#### [WHAT YOU WILL DO]
Restate all of the data exactly.

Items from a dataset
--- START ---

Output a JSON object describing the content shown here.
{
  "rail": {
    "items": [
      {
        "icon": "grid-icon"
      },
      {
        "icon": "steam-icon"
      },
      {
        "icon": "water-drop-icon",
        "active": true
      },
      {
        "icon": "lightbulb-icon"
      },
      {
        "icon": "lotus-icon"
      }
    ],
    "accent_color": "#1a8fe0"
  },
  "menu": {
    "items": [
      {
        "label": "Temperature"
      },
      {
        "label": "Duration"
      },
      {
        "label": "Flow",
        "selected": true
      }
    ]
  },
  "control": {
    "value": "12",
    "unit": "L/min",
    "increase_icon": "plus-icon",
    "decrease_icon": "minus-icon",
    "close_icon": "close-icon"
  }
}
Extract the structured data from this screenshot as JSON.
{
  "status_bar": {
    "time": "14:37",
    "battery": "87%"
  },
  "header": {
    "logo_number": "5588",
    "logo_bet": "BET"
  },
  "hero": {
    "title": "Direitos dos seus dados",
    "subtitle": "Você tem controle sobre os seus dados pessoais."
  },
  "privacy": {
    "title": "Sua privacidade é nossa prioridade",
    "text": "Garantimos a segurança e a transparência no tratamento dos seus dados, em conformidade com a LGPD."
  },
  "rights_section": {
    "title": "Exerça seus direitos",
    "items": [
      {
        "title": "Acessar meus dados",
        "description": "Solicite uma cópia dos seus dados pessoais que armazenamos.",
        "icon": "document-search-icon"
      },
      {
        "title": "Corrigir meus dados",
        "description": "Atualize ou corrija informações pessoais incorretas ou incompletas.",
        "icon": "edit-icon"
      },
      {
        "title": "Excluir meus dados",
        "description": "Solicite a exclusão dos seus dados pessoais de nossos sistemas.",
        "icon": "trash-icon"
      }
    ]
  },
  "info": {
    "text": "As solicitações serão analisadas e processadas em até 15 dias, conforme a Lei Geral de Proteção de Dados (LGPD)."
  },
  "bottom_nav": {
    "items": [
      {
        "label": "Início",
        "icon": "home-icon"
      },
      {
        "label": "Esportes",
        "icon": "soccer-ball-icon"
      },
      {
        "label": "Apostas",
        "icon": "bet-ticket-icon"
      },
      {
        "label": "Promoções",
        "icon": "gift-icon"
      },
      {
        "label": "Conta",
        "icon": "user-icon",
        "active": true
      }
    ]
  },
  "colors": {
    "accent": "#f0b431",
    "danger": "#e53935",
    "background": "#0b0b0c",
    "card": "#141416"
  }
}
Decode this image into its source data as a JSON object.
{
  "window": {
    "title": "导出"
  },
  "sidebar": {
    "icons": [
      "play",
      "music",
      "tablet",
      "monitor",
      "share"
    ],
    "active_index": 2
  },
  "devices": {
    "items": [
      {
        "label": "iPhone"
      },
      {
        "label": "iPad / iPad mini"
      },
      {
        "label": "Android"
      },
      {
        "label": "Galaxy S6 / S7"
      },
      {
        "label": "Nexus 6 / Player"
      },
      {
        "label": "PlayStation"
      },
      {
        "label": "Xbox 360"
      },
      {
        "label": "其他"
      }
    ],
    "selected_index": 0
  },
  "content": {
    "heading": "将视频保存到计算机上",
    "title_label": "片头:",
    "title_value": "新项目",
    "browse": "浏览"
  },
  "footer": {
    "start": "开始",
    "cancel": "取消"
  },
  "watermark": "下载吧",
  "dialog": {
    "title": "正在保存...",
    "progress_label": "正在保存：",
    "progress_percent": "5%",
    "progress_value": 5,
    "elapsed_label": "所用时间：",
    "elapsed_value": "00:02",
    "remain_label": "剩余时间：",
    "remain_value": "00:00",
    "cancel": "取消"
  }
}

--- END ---

#### [RESPONSE BOX]
Output a JSON object describing the content shown here.
{
  "rail": {
    "items": [
      {
        "icon": "grid-icon"
      },
      {
        "icon": "steam-icon"
      },
      {
        "icon": "water-drop-icon",
        "active": true
      },
      {
        "icon": "lightbulb-icon"
      },
      {
        "icon": "lotus-icon"
      }
    ],
    "accent_color": "#1a8fe0"
  },
  "menu": {
    "items": [
      {
        "label": "Temperature"
      },
      {
        "label": "Duration"
      },
      {
        "label": "Flow",
        "selected": true
      }
    ]
  },
  "control": {
    "value": "12",
    "unit": "L/min",
    "increase_icon": "plus-icon",
    "decrease_icon": "minus-icon",
    "close_icon": "close-icon"
  }
}
Extract the structured data from this screenshot as JSON.
{
  "status_bar": {
    "time": "14:37",
    "battery": "87%"
  },
  "header": {
    "logo_number": "5588",
    "logo_bet": "BET"
  },
  "hero": {
    "title": "Direitos dos seus dados",
    "subtitle": "Você tem controle sobre os seus dados pessoais."
  },
  "privacy": {
    "title": "Sua privacidade é nossa prioridade",
    "text": "Garantimos a segurança e a transparência no tratamento dos seus dados, em conformidade com a LGPD."
  },
  "rights_section": {
    "title": "Exerça seus direitos",
    "items": [
      {
        "title": "Acessar meus dados",
        "description": "Solicite uma cópia dos seus dados pessoais que armazenamos.",
        "icon": "document-search-icon"
      },
      {
        "title": "Corrigir meus dados",
        "description": "Atualize ou corrija informações pessoais incorretas ou incompletas.",
        "icon": "edit-icon"
      },
      {
        "title": "Excluir meus dados",
        "description": "Solicite a exclusão dos seus dados pessoais de nossos sistemas.",
        "icon": "trash-icon"
      }
    ]
  },
  "info": {
    "text": "As solicitações serão analisadas e processadas em até 15 dias, conforme a Lei Geral de Proteção de Dados (LGPD)."
  },
  "bottom_nav": {
    "items": [
      {
        "label": "Início",
        "icon": "home-icon"
      },
      {
        "label": "Esportes",
        "icon": "soccer-ball-icon"
      },
      {
        "label": "Apostas",
        "icon": "bet-ticket-icon"
      },
      {
        "label": "Promoções",
        "icon": "gift-icon"
      },
      {
        "label": "Conta",
        "icon": "user-icon",
        "active": true
      }
    ]
  },
  "colors": {
    "accent": "#f0b431",
    "danger": "#e53935",
    "background": "#0b0b0c",
    "card": "#141416"
  }
}
Decode this image into its source data as a JSON object.
{
  "window": {
    "title": "导出"
  },
  "sidebar": {
    "icons": [
      "play",
      "music",
      "tablet",
      "monitor",
      "share"
    ],
    "active_index": 2
  },
  "devices": {
    "items": [
      {
        "label": "iPhone"
      },
      {
        "label": "iPad / iPad mini"
      },
      {
        "label": "Android"
      },
      {
        "label": "Galaxy S6 / S7"
      },
      {
        "label": "Nexus 6 / Player"
      },
      {
        "label": "PlayStation"
      },
      {
        "label": "Xbox 360"
      },
      {
        "label": "其他"
      }
    ],
    "selected_index": 0
  },
  "content": {
    "heading": "将视频保存到计算机上",
    "title_label": "片头:",
    "title_value": "新项目",
    "browse": "浏览"
  },
  "footer": {
    "start": "开始",
    "cancel": "取消"
  },
  "watermark": "下载吧",
  "dialog": {
    "title": "正在保存...",
    "progress_label": "正在保存：",
    "progress_percent": "5%",
    "progress_value": 5,
    "elapsed_label": "所用时间：",
    "elapsed_value": "00:02",
    "remain_label": "剩余时间：",
    "remain_value": "00:00",
    "cancel": "取消"
  }
}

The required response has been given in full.